The problem with the current apparent decision to treat China as an enemy and an existential threat is that it can lead to distorted views on certain issues—such as Taiwan. (We should help Taiwan the way we help Ukraine, with military and financial aid, training and intelligence but not more than that.) Such issues can become red lines or trigger points for escalation in an unhealthy way. [my emphasis]
It wasn’t so long ago that the Obama-Biden Administration secured a solid nuclear arms-control agreement with Iran, which the Trump Administration cheerfully flushed down the toilet. The Biden Administration seems to have missed a real chance to resume the agreement. But hasn’t yet.

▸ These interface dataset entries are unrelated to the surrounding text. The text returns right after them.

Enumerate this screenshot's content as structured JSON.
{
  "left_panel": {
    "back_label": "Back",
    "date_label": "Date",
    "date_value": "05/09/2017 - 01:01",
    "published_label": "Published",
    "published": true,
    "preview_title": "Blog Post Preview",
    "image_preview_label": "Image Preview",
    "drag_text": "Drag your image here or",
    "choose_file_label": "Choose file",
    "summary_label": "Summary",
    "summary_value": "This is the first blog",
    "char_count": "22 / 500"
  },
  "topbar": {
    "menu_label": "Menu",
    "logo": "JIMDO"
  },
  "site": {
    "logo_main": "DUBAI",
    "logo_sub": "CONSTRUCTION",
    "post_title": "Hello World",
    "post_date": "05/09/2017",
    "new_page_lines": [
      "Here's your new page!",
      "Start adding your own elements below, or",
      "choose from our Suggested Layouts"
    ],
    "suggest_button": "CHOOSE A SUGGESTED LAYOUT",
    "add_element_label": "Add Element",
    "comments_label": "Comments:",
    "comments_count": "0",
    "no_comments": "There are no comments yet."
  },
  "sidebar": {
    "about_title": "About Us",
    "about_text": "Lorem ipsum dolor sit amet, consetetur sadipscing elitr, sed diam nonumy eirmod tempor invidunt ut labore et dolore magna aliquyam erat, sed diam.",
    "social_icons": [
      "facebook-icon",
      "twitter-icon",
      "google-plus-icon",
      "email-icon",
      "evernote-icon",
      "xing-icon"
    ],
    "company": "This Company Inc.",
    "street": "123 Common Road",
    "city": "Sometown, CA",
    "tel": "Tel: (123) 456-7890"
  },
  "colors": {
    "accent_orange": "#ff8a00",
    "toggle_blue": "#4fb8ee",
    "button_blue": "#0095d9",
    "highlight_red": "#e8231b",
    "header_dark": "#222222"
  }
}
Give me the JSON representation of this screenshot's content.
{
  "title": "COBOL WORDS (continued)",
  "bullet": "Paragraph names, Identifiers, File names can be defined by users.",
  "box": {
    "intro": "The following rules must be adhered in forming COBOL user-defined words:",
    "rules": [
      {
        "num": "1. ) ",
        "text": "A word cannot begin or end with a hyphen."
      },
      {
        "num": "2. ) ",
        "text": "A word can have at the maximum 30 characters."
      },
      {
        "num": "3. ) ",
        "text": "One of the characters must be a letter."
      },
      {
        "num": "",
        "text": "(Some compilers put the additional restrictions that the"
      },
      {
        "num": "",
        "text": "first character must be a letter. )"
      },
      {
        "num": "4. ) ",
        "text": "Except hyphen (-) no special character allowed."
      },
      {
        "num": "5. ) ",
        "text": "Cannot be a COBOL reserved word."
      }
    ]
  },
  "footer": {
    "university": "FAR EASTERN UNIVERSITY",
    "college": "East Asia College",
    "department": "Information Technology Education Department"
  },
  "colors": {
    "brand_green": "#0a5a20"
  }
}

And Biden’s Ambassador to Israel is allo but openly encourage Israel to go to war with Iran.
There are some serious reasons for concern about the direction this “multipolar” world is going.
Walt, Stephen (2023): America Is Too Scared of the Multipolar World. Foreign Policy 03/07/2023. <https://foreignpolicy.com/2023/03/07/america-is-too-scared-of-the-multipolar-world/> (Accessed: 2023-08-03).
Is America Ready for a Multipolar World? Quincy Institute for Responsible Statecraft 11/14/2022. (Accessed: 2023-10-03).
Carter, Jimmy (2005): Our Endangered Values: America’s Moral Crisis, 198-199. New York/London/Toronto/Sydney: Simon & Schuster.
Kennedy, John F. (1963): Commencement Address at American University, Washington, D.C. 06/10/1963. John F. Kennedy Library. <https://www.jfklibrary.org/archives/other-resources/john-f-kennedy-speeches/american-university-19630610> (Accessed: 2023-09-03).
See review: Editors (2007): Parameters (U.S. Army War College) 3:2007, 113-115. <https://press.armywarcollege.edu/cgi/viewcontent.cgi?article=2374&context=parameters> (Accessed: 2023-09-03). The review uses the phrase “the Long War,” which now has a quaint sound but which was one of the labels that the Very Serious People of 2007 used for the “Global War on Terrorism.”
Rothkopf, David (2023);:What the U.S. National Security Community Is Getting Wrong About China. The Daily Beast 03/09/2023. <https://www.thedailybeast.com/what-washington-is-getting-wrong-about-dealing-with-china> (Accessed: 2023-10-03).
Hussain, Murtaza (2023): Hawkish Israel Is Pulling U.S. Into War With Iran 03/01/2023. <https://theintercept.com/2023/03/01/us-israel-iran-war/> (Accessed: 2023-10-03).